Sen. Shaheen promotes renegotiating NAFTA
By Edith Tucker
The Berlin Sun
WHITEFIELD — U.S. Sen.Jeanne Shaheen emphasized the importance of NAFTA — the North American Free Trade Agreement — to its three signatories — Canada, Mexico and the United States — and how critical its successful renegotiation is to this state and nation.
Shaheen, who serves on the Senate Committee on Foreign Relations and on the Senate Committee on Small Business and Entrepreneurship, gave a short but heartfelt speech to wrap up Friday’s all-day N.H.-Canada Business Development Forum held at the Mountain View Grand.
“We share the longest peaceful international border with Canada,” the senior senator said. The 58 miles between the New Hampshire and Quebec border makes us the “best of neighbors and trading partners,” on which some 40,000 New Hampshire jobs depend. “The scale of trade is staggering,” she said. “This trade relationship did not just happen but required hard work. NAFTA has resulted in deeply integrated North American manufacturing.”
Shaheen cautioned against the United States negotiating team taking a unilateral approach to trade talks and hoped that neither ultimatums nor threats would be issued. Treaty team members must be willing to understand the interests and real concerns of its North American trading partners, she said. Nor does she favor having a five-year sunset clause included in an updated NAFTA treaty, fearing that such a “window of certainty” would be too short, given the size of investments that businesses must often make when working across borders.
A key aspect of NAFTA that must be preserved, the senator said, is ensuring the continued open flow of skilled professionals and technology technicians across borders.

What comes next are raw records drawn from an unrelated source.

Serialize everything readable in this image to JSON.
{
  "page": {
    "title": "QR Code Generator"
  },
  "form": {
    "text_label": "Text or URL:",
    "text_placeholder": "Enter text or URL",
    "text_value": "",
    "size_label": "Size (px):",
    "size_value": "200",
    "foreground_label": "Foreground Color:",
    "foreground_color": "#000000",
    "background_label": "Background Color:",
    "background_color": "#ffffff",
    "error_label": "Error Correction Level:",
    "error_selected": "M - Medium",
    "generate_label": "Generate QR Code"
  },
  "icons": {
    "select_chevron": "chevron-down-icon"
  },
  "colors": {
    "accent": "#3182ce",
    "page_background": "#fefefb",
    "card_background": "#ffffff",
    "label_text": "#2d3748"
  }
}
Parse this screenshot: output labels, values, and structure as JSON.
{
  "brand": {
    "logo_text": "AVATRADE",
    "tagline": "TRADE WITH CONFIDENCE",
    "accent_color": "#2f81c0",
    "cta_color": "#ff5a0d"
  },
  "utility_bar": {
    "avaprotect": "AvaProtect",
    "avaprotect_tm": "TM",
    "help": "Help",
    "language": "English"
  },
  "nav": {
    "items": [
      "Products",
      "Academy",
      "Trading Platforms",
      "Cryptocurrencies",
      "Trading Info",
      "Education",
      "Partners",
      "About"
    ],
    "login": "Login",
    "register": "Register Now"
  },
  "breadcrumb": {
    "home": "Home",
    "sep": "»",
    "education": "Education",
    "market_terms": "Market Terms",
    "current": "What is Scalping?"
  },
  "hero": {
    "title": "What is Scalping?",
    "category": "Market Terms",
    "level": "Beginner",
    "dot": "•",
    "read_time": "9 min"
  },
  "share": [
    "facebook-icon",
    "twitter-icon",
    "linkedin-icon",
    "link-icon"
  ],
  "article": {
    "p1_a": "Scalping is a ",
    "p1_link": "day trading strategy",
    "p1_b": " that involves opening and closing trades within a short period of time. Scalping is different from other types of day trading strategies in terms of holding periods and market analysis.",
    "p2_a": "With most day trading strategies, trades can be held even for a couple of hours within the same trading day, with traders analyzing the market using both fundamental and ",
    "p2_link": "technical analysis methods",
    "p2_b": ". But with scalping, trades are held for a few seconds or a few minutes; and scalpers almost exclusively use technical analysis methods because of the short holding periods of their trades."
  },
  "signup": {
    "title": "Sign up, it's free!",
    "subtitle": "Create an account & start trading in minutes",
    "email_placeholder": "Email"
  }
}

These workers are not part of the immigration scene but are necessary to provide needed services for sophisticated products.
“Speak up” urged Shaheen, asking both state elected and appointed officials plus business leaders to let the Trump Administration and Congress know that keeping and updating NAFTA is very important to both large and small businesses in New Hampshire and New England. “You have credibility,” she said. “On average $2 billion in goods and services cross the U.S.-Canada border every day.”
The senator, like many of the day’s speakers, emphasized the cultural values that the U.S. and Canada share. About a third of New Hampshire’s residents have ancestors who came from Canada.
Canada’s Prime Minister Justin Trudeau pointed out, Shaheen said, that Canadian and U.S. citizens are “siblings descended from the same mother country — the same parents: Canada was the obedient child, and you were the rebellious child.”
The United States began bilateral trade negotiations with Canada more than 30 years ago, resulting in the U.S.-Canada Free Trade Agreement, which went into effect on Jan. 1, 1989. In 1991, bilateral talks began with Mexico, which Canada joined. Then NAFTA followed, taking effect on Jan. 1, 1994. Tariffs were eliminated progressively and all duties and quantitative restrictions, with the exception of some agricultural products traded with Canada, were eliminated by 2008.